By Lyle Harris
The reception I’ve received from well-wishers welcoming me back to TSR (Uh-huh, that’s what I’m calling the SaportaReport from now on) has been flattering, as well as humbling. My sincere thanks to everyone who has posted a message on this website, texted, tweeted, emailed or called me with their congratulations on my admittedly wayward return to journalism. I truly appreciate your support and I’ll do my best not to screw this up.
While all that goodwill is still fresh on my mind, I wanted to highlight the comments of Shirley Franklin who is not only the former Mayor of Atlanta, but also a whip-smart policy wonk and all-around good egg. In her brief post on my column, Franklin politely encouraged me to broaden my editorial focus beyond the core issues of transportation, the abysmal state of local media and, last but not least, marijuana.
Franklin wrote: “Wish you would add public education to your portfolio. It is at least as important as marijuana.”
No argument there, Madame Mayor. Given all the pressing challenges facing our community, Franklin raises a good point. Since other readers may have had the same concern, I want to explain my decision to use some of this highly prized real estate on TSR to write about the potential for the rapidly expanding cannabis industry to someday transform our state and our region.
Simply put, if handled correctly, comprehensive marijuana policy reform could be one of the single-most effective instruments to address a raft of intractable problems here in Georgia (and elsewhere) such as struggling schools, unemployment, poor healthcare outcomes and the tragic race and class disparities inherent in our criminal justice system.
In future columns, I’ll hone in on the specific benefits that thoughtful changes to Georgia’s current, misguided marijuana laws are likely to yield in some of those other areas of public policy. For now, let’s stick with Franklin’s original point – education – and consider the potential relationship between readin’, ‘ritin, ‘rithmetic… and reefer.
For the record, I don’t endorse anyone under 21 consuming any form of marijuana unless it’s under a physician’s care. Ever. That said, if Georgia were to follow the example of Colorado, which in 2012 legalized the use of recreational marijuana, the sales tax collected in our state could be a boon to urban and rural school districts that are perennially short on funding.

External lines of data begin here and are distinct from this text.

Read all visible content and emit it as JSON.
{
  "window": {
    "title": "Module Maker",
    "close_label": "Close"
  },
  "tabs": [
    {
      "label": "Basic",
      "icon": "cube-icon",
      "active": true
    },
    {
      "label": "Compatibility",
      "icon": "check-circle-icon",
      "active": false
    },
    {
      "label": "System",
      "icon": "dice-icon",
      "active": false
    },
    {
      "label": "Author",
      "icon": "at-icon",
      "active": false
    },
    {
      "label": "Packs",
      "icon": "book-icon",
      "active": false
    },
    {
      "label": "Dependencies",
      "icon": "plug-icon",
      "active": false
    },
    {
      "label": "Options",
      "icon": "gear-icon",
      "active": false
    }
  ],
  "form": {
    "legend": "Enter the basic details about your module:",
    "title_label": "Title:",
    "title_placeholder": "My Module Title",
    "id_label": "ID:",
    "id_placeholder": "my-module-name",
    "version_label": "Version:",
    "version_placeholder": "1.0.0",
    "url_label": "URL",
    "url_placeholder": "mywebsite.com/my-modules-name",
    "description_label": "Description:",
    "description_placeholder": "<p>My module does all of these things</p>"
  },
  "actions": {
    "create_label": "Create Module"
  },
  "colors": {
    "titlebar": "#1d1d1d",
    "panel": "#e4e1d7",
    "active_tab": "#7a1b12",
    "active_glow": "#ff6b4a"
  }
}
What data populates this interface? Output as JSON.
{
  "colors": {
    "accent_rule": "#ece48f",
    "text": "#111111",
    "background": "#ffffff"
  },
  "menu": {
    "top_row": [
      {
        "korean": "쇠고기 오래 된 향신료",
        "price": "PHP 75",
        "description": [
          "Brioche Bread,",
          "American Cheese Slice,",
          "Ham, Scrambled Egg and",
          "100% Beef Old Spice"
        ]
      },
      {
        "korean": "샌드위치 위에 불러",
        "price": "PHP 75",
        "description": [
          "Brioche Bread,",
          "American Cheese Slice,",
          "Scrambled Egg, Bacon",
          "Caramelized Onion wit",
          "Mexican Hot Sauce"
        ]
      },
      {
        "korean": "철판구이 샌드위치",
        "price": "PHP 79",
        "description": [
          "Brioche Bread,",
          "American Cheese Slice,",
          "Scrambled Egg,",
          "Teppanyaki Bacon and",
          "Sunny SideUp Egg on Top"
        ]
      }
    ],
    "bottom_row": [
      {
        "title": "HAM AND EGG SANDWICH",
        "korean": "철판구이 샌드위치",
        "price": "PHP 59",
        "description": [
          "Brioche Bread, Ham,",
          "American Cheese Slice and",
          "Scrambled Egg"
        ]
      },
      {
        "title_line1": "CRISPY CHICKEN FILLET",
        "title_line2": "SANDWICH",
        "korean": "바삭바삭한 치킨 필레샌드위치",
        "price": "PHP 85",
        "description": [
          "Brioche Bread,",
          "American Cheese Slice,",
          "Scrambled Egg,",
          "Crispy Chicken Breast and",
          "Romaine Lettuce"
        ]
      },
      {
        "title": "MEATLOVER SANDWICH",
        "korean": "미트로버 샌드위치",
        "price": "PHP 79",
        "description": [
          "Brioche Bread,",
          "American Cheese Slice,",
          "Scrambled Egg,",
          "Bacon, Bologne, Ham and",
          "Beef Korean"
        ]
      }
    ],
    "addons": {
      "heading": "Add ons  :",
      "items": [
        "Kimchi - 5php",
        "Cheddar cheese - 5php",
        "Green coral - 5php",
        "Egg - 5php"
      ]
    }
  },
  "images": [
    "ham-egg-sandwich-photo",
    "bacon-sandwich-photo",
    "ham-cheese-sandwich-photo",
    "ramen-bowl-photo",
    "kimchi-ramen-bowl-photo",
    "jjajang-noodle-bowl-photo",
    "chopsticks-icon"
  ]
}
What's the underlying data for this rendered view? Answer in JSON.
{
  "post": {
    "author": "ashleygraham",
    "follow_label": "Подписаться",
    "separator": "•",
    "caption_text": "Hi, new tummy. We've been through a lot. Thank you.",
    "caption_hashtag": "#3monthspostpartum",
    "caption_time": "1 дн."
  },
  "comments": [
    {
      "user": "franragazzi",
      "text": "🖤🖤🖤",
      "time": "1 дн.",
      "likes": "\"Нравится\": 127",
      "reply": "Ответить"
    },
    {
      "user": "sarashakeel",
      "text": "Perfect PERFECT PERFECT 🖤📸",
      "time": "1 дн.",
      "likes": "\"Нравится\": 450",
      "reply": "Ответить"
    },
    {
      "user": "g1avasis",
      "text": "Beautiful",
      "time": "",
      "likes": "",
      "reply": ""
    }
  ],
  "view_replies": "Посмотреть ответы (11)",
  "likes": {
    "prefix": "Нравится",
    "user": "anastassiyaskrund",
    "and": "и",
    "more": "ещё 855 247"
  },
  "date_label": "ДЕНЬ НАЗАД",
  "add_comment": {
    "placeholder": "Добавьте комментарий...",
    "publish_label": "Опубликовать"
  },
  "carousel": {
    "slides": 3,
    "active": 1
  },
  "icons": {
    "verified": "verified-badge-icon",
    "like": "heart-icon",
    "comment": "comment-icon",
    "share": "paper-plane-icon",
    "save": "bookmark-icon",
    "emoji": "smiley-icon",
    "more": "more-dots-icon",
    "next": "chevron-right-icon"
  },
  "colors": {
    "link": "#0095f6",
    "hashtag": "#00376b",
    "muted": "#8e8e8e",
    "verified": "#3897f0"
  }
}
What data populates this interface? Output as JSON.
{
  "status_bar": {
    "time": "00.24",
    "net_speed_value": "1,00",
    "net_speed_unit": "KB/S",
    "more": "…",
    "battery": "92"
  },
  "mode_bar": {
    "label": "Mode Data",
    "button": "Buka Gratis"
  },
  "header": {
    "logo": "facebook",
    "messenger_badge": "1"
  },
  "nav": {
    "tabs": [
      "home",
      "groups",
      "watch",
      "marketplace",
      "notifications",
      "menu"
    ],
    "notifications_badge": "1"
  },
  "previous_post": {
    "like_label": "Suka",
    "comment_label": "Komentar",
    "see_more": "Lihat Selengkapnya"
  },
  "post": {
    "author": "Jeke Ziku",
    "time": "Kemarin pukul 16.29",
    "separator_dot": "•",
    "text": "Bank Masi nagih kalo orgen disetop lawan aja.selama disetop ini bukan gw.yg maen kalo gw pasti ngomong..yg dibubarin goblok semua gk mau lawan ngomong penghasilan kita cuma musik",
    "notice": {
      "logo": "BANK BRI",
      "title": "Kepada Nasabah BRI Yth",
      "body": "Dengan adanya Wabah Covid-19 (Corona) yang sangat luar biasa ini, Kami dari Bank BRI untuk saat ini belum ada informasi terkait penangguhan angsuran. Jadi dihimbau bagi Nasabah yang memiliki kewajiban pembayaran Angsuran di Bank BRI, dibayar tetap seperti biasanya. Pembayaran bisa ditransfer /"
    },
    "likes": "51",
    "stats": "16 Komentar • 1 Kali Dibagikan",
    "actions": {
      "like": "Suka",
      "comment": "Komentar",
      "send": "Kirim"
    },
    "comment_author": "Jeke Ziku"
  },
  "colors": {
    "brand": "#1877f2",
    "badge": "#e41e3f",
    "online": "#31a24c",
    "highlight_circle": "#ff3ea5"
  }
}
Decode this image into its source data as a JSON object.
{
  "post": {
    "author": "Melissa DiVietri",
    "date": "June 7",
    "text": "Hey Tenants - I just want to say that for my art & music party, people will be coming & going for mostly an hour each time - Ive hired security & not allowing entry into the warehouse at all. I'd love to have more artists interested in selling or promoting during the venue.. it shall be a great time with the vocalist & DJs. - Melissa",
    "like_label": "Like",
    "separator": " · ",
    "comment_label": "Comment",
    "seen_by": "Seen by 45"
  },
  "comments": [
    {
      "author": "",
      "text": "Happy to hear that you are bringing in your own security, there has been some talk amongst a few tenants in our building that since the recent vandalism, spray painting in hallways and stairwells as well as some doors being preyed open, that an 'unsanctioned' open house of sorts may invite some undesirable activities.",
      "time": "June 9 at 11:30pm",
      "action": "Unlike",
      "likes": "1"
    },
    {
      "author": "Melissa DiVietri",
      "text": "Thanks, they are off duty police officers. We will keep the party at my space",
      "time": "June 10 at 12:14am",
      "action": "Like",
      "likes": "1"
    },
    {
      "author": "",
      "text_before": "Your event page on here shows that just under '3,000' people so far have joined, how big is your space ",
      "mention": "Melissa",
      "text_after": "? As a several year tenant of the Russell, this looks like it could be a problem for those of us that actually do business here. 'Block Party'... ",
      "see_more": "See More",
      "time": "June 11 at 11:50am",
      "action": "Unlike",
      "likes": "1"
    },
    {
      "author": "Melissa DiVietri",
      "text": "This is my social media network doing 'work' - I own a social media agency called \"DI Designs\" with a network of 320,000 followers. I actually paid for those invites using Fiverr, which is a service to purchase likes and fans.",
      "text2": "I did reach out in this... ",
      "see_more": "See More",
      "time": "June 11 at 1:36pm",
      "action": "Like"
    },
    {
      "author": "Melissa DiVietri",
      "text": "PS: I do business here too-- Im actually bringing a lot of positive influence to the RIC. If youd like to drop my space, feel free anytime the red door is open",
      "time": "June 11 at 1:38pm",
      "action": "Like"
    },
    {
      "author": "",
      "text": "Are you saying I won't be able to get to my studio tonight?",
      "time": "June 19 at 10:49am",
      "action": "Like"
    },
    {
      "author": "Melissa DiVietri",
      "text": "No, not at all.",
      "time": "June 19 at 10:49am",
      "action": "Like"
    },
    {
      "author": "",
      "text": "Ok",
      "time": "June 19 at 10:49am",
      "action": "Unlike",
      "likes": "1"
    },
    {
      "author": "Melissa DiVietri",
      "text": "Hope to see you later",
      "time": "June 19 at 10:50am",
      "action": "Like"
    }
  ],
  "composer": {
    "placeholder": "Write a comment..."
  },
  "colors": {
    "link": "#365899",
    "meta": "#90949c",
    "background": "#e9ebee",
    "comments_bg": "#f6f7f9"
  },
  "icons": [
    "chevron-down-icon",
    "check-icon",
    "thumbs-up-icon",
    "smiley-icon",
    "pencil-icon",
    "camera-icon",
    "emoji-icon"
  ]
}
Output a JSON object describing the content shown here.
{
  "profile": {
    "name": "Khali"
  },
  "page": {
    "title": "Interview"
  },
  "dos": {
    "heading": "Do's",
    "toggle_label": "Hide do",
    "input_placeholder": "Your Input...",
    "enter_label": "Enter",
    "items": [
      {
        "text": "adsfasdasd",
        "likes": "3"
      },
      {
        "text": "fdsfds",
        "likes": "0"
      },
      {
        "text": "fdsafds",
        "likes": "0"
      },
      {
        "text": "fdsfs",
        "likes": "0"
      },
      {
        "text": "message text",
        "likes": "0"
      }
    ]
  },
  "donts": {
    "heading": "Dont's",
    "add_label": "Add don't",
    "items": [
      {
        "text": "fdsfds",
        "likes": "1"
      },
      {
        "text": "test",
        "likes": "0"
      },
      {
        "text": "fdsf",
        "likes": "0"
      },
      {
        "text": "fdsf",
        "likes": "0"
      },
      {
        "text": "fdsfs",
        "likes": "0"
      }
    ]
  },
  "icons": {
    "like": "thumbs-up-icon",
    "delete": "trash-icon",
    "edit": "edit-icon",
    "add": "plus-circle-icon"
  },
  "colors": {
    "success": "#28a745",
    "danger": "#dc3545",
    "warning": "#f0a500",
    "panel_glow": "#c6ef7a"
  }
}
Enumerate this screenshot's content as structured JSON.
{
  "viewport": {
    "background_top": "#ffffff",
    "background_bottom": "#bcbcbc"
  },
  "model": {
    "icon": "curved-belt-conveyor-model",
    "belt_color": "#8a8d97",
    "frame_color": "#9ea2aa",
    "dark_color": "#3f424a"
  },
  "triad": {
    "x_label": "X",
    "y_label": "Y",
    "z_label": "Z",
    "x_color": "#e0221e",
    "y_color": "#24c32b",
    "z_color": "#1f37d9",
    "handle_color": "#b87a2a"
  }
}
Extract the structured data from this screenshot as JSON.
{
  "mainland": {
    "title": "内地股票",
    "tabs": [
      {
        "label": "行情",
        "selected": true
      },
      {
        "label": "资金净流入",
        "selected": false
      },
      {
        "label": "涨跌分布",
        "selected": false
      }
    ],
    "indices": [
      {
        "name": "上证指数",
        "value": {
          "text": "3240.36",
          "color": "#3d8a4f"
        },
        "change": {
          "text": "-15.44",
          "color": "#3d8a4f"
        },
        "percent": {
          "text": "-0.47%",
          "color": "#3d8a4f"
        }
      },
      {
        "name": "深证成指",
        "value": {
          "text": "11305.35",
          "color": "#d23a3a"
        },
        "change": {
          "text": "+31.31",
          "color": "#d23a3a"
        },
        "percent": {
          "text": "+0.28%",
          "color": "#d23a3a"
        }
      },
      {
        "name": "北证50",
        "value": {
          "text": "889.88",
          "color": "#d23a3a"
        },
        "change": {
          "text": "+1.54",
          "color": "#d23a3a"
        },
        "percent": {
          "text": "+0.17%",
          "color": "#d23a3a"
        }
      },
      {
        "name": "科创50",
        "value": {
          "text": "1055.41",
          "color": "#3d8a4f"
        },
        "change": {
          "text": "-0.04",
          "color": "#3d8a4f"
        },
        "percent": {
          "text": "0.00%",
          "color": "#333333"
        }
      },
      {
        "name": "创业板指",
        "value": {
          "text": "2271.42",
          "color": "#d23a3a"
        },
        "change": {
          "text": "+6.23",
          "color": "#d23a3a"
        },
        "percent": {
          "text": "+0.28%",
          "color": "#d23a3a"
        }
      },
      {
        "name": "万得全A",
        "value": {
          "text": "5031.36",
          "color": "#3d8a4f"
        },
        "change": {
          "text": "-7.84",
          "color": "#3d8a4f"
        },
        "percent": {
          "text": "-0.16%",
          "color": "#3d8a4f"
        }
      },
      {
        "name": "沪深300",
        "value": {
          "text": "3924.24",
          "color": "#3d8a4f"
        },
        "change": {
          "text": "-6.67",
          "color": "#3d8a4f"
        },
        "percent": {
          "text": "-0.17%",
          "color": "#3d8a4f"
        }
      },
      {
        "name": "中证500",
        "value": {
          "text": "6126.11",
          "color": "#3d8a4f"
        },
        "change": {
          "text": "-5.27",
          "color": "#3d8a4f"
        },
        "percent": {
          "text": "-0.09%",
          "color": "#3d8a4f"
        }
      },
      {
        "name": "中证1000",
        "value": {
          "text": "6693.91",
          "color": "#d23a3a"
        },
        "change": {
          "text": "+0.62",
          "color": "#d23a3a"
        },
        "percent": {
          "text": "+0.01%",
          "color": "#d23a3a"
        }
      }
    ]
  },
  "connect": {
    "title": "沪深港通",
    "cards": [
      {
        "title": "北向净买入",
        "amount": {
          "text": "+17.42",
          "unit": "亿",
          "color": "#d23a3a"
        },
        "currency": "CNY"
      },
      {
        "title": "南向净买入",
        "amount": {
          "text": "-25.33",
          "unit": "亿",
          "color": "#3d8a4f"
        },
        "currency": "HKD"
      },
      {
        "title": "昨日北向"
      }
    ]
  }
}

According to the Tax Foundation, an independent tax policy research organization, Georgia could generate an estimated $169 million to $281 million annually by taxing the sale of recreational marijuana. Like the handful of other states that have approved recreational marijuana sales through ballot initiatives, Colorado earmarks the first $40 million it collects each year in cannabis sales taxes for school construction. Although tax revenues were $14 million short of initial expectations in the first full year of legalization, Colorado is now on track to collect at least $143 million in 2016, which is more than double the $70 million projection made before their statewide referendum was passed. You can read the Tax Foundation’s full report here.
Money, of course, isn’t the sole indicator of educational success. But research consistently shows that it’s a darn good one, especially when it comes to low-income students, according to this recent study by the Washington Center for Equitable Growth.
Sadly, Georgia is still light-years away from adopting more compassionate and enlightened laws for patients suffering with debilitating illnesses who could benefit from medical marijuana. Despite the desperate need, any discussion of legalizing marijuana for any purposes is a non-starter. At least for now.
But there are nine other states that have marijuana measures on the ballot in the November 8 general election; several of them include set-asides to fund education that are similar to Colorado’s. If Georgians are serious about providing ALL of our students with a fair shot at a great public education, then we can’t stay in the back of the class.